__Data records for software interfaces__:
.....
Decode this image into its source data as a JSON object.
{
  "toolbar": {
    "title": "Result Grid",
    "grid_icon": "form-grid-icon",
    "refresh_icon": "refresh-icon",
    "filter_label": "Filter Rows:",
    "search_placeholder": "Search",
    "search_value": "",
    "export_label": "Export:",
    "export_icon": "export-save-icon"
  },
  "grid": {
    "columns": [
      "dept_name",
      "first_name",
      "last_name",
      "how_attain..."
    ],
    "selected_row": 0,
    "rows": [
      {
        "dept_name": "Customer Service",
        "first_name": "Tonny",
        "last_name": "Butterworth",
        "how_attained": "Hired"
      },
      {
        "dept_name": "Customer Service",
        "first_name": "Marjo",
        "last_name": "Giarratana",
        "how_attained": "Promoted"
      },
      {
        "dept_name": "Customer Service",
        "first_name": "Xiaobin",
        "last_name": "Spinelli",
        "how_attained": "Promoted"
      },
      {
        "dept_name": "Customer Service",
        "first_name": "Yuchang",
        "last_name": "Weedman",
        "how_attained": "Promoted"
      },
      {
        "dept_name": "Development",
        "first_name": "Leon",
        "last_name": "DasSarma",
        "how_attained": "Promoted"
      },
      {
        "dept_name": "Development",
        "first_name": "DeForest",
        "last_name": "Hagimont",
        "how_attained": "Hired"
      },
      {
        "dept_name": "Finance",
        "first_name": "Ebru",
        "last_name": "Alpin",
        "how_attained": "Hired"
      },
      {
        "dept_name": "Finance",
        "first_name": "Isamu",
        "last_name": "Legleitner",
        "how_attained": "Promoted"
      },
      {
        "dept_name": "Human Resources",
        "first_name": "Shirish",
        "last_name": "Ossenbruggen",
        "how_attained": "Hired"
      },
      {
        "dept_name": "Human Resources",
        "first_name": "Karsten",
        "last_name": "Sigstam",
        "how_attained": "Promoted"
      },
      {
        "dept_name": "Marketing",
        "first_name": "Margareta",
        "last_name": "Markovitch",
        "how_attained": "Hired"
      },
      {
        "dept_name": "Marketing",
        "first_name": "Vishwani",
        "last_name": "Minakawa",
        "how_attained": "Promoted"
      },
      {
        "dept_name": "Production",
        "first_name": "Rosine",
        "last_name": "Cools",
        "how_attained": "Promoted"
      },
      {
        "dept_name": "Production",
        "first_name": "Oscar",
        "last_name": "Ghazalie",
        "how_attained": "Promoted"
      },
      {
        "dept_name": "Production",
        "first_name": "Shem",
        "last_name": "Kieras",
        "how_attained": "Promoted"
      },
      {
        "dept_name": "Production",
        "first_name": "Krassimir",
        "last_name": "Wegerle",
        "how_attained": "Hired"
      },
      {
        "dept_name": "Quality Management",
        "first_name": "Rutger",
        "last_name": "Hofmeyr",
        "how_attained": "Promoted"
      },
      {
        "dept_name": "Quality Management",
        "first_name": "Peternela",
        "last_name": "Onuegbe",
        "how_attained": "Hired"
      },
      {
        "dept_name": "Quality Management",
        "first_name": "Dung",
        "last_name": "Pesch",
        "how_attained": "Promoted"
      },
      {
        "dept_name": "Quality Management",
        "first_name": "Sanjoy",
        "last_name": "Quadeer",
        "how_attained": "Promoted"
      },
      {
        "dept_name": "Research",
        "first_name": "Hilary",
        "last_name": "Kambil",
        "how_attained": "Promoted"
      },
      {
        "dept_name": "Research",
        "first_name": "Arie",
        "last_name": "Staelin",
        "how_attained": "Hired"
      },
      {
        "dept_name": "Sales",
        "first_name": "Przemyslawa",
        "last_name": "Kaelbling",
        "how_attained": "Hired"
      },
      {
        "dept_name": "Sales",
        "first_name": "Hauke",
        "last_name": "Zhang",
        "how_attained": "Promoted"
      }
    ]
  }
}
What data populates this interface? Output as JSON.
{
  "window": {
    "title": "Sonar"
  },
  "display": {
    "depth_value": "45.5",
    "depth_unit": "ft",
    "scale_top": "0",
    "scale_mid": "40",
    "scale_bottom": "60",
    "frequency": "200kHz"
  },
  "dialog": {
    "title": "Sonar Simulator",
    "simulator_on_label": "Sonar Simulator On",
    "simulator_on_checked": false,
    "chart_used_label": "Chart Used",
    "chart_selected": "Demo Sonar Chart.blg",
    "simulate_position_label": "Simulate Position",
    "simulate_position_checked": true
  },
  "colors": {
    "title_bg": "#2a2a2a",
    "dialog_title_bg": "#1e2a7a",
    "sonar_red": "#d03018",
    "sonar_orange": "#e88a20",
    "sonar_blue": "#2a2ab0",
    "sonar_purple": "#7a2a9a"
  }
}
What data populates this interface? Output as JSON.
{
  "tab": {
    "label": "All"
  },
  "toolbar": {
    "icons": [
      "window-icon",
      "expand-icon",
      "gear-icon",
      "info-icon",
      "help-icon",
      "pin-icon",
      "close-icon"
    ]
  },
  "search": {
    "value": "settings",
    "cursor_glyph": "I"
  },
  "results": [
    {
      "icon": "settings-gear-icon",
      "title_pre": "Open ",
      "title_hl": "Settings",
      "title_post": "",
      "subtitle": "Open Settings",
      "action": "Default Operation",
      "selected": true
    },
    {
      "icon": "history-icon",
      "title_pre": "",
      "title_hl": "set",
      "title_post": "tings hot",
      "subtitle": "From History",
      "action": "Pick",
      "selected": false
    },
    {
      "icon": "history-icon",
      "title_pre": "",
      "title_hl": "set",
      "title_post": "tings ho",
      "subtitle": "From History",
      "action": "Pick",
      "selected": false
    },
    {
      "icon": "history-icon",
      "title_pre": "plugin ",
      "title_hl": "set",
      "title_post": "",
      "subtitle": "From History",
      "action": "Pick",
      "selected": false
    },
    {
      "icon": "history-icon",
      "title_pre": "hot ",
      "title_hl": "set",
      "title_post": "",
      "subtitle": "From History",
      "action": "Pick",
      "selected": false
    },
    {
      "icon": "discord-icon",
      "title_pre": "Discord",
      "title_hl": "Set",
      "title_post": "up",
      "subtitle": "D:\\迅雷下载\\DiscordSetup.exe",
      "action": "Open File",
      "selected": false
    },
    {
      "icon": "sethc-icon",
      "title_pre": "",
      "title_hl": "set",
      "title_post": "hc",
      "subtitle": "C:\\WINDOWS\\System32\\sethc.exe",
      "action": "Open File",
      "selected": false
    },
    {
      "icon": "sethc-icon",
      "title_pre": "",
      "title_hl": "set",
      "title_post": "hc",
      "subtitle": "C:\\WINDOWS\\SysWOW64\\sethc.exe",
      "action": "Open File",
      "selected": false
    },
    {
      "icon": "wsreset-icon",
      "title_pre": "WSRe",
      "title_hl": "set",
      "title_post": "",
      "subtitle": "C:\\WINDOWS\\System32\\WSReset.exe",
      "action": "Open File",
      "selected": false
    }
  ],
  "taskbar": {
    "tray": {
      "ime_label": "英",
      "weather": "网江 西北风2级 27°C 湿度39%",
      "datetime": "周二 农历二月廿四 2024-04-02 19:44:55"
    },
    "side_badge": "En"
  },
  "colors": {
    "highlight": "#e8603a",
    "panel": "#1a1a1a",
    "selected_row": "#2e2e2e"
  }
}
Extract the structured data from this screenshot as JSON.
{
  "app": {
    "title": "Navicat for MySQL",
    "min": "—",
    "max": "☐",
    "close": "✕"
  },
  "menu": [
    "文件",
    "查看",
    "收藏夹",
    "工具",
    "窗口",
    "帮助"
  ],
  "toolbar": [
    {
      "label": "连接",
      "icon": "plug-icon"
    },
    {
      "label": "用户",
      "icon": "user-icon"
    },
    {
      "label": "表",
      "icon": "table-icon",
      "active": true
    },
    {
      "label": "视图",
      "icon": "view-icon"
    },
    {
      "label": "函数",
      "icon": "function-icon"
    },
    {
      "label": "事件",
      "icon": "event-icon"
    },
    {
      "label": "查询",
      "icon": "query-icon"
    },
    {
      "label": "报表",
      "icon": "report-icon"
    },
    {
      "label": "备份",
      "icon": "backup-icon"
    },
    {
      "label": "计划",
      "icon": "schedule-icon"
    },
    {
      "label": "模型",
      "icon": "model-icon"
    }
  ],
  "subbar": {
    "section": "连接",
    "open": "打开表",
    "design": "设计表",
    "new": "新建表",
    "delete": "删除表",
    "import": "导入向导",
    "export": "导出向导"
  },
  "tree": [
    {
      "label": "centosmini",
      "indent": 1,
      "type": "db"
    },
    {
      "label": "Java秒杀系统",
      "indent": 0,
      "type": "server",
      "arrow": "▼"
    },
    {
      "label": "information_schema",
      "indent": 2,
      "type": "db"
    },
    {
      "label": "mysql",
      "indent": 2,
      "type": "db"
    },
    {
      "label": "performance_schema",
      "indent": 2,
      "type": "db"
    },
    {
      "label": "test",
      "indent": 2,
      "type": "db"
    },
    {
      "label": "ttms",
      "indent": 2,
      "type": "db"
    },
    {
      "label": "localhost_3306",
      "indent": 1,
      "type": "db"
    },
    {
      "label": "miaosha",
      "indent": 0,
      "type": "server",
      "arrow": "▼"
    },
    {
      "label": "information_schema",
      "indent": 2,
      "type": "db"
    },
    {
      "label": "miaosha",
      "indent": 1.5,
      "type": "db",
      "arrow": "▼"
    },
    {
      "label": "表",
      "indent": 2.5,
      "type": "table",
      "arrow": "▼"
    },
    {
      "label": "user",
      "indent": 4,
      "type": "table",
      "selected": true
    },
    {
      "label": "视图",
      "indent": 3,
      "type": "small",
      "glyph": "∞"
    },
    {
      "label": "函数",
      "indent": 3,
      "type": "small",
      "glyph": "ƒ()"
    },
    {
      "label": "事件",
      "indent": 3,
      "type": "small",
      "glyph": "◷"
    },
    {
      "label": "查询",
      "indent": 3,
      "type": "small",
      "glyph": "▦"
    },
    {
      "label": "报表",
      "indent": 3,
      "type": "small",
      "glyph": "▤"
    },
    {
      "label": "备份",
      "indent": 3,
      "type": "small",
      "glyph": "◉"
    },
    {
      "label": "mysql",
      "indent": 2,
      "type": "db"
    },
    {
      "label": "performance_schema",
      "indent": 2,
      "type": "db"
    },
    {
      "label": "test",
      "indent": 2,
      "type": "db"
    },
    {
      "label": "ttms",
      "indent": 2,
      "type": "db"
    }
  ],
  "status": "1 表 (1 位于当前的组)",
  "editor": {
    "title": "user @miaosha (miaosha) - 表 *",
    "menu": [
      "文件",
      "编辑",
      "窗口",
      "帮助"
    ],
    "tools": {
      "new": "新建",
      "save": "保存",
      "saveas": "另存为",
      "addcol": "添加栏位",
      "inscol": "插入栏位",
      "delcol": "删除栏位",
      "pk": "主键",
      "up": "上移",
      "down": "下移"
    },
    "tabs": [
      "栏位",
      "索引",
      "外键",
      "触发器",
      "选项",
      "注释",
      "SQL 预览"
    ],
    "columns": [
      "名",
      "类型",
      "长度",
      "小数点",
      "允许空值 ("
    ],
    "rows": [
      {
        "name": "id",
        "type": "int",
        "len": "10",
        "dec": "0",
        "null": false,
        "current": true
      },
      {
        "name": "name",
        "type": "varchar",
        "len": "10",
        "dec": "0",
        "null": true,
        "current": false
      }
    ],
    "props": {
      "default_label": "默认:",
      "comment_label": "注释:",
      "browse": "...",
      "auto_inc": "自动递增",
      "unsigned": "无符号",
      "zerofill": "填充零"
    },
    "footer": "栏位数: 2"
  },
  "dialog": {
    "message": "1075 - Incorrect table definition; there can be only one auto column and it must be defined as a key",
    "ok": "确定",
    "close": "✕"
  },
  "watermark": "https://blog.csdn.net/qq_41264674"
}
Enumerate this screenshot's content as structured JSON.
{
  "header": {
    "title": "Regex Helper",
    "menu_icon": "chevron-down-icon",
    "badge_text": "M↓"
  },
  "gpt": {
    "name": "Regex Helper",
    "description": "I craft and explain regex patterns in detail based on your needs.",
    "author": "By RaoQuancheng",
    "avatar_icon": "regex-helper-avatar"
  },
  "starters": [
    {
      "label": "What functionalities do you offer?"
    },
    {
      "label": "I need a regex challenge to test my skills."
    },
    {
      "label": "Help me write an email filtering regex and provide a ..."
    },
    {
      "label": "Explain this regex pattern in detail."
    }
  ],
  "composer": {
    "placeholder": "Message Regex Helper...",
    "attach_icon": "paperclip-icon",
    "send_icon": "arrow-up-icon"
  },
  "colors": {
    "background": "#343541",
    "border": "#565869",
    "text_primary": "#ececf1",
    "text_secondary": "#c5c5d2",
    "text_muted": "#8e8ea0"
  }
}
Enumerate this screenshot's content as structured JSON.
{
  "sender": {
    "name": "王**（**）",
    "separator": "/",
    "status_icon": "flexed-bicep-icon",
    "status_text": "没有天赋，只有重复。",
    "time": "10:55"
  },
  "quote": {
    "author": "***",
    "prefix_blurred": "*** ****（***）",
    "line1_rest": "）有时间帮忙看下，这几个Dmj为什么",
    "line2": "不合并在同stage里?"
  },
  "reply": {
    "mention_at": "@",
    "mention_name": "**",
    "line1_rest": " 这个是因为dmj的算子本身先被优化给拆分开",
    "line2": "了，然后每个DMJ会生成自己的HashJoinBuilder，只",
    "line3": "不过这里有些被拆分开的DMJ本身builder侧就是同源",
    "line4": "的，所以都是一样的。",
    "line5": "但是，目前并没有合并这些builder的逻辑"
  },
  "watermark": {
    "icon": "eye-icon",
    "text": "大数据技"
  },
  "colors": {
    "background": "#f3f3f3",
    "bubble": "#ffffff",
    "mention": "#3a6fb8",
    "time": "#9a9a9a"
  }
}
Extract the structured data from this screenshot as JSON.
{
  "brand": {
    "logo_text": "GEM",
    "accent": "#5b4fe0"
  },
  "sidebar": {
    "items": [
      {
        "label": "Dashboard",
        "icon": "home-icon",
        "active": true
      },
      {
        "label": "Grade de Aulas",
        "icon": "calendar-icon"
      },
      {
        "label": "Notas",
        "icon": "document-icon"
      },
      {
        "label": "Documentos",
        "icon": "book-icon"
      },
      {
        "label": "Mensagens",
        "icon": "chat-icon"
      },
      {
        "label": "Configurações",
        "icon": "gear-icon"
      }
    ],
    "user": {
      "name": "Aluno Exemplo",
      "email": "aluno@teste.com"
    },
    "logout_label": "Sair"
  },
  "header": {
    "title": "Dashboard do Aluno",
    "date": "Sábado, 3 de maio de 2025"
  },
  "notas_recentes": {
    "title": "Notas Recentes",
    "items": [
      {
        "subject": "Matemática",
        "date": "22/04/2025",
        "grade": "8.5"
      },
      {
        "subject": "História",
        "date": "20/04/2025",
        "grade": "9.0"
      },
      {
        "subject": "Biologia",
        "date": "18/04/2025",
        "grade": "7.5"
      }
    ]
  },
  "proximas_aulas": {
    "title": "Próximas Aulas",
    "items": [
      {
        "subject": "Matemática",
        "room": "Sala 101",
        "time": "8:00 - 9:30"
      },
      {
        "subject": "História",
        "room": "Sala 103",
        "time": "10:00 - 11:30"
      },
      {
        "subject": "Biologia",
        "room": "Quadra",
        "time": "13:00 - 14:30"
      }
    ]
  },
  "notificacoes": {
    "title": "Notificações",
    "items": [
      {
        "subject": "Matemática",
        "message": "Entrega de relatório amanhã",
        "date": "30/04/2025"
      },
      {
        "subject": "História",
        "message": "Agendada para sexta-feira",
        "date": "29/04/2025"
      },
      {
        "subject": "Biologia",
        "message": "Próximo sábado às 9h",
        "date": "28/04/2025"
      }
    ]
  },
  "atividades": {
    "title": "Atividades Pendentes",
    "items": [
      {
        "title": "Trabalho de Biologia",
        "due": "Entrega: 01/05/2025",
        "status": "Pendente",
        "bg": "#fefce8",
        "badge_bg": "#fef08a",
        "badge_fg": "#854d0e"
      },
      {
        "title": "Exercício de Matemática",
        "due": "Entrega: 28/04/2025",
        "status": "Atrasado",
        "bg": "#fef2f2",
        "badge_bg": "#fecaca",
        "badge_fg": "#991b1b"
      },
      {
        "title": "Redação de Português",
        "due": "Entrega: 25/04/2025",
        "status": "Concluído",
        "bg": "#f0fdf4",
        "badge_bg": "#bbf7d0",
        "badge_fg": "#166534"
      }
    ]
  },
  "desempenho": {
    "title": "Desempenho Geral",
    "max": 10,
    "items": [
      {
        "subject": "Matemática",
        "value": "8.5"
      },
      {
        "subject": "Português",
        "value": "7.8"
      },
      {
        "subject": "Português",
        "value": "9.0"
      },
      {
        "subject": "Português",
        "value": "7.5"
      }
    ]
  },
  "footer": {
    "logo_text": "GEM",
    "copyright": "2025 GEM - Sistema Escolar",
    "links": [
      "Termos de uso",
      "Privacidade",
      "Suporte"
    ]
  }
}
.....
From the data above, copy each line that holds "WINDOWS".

      "subtitle": "C:\\WINDOWS\\System32\\sethc.exe",
      "subtitle": "C:\\WINDOWS\\SysWOW64\\sethc.exe",
      "subtitle": "C:\\WINDOWS\\System32\\WSReset.exe",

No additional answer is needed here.